───── EXERCISE MATERIALS ─────

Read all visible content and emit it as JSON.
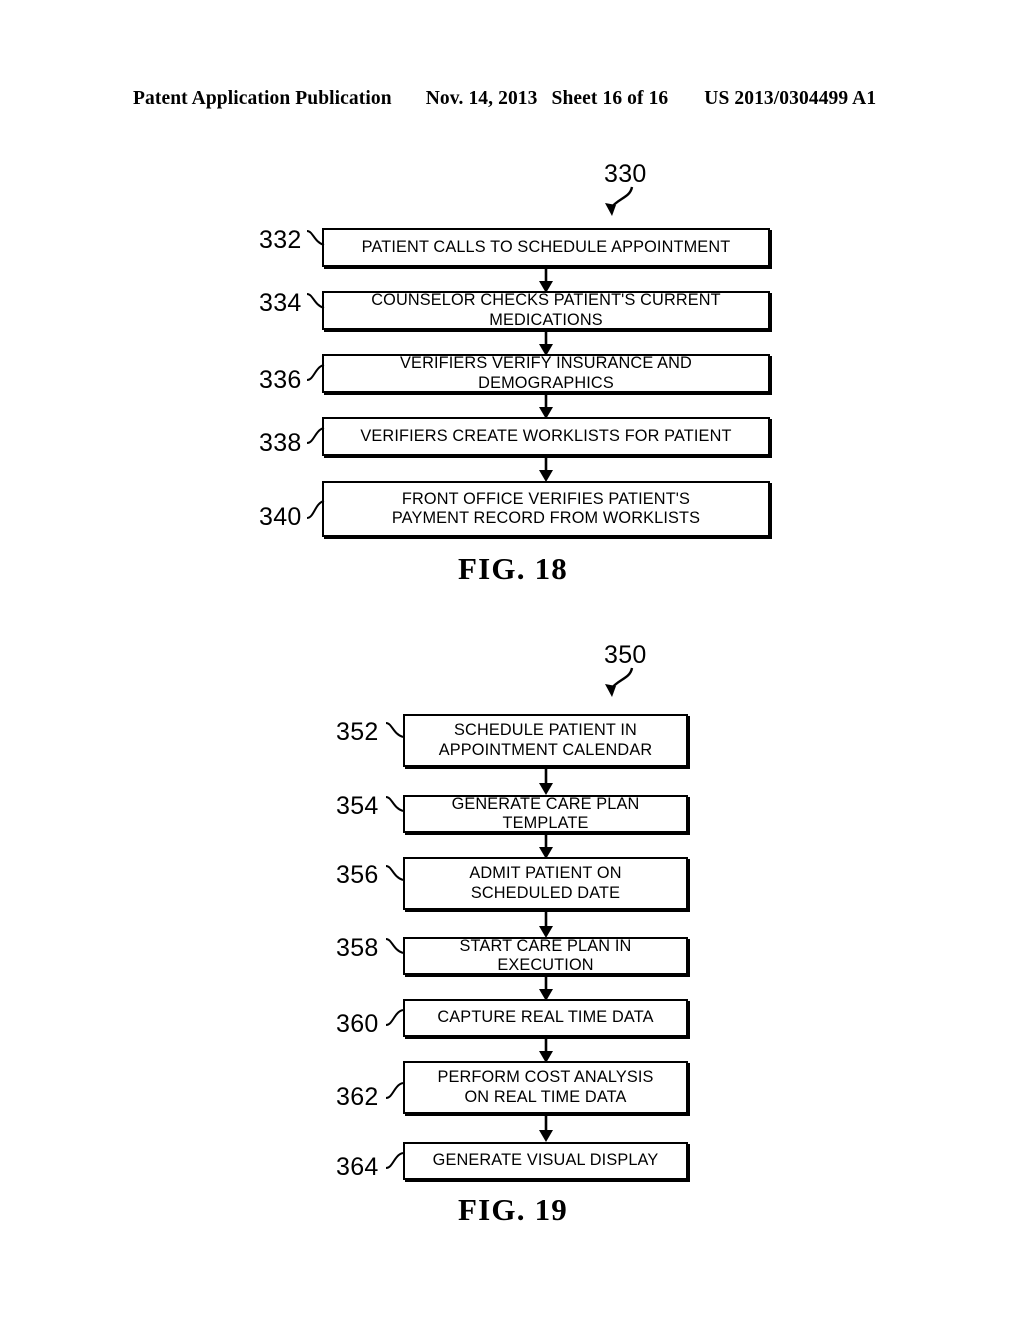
{
  "header": {
    "publication": "Patent Application Publication",
    "date": "Nov. 14, 2013",
    "sheet": "Sheet 16 of 16",
    "patent_number": "US 2013/0304499 A1"
  },
  "figures": [
    {
      "id": "fig-18",
      "caption": "FIG. 18",
      "diagram_ref": "330",
      "steps": [
        {
          "ref": "332",
          "text": "PATIENT CALLS TO SCHEDULE APPOINTMENT"
        },
        {
          "ref": "334",
          "text": "COUNSELOR CHECKS PATIENT'S CURRENT MEDICATIONS"
        },
        {
          "ref": "336",
          "text": "VERIFIERS VERIFY INSURANCE AND DEMOGRAPHICS"
        },
        {
          "ref": "338",
          "text": "VERIFIERS CREATE WORKLISTS FOR PATIENT"
        },
        {
          "ref": "340",
          "text": "FRONT OFFICE VERIFIES PATIENT'S\nPAYMENT RECORD FROM WORKLISTS"
        }
      ]
    },
    {
      "id": "fig-19",
      "caption": "FIG. 19",
      "diagram_ref": "350",
      "steps": [
        {
          "ref": "352",
          "text": "SCHEDULE PATIENT IN\nAPPOINTMENT CALENDAR"
        },
        {
          "ref": "354",
          "text": "GENERATE CARE PLAN TEMPLATE"
        },
        {
          "ref": "356",
          "text": "ADMIT PATIENT ON\nSCHEDULED DATE"
        },
        {
          "ref": "358",
          "text": "START CARE PLAN IN EXECUTION"
        },
        {
          "ref": "360",
          "text": "CAPTURE REAL TIME DATA"
        },
        {
          "ref": "362",
          "text": "PERFORM COST ANALYSIS\nON REAL TIME DATA"
        },
        {
          "ref": "364",
          "text": "GENERATE VISUAL DISPLAY"
        }
      ]
    }
  ]
}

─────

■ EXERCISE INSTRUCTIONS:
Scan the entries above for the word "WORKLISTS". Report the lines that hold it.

■ SOLUTION TO THE PROBLEM:
          "text": "VERIFIERS CREATE WORKLISTS FOR PATIENT"
          "text": "FRONT OFFICE VERIFIES PATIENT'S\nPAYMENT RECORD FROM WORKLISTS"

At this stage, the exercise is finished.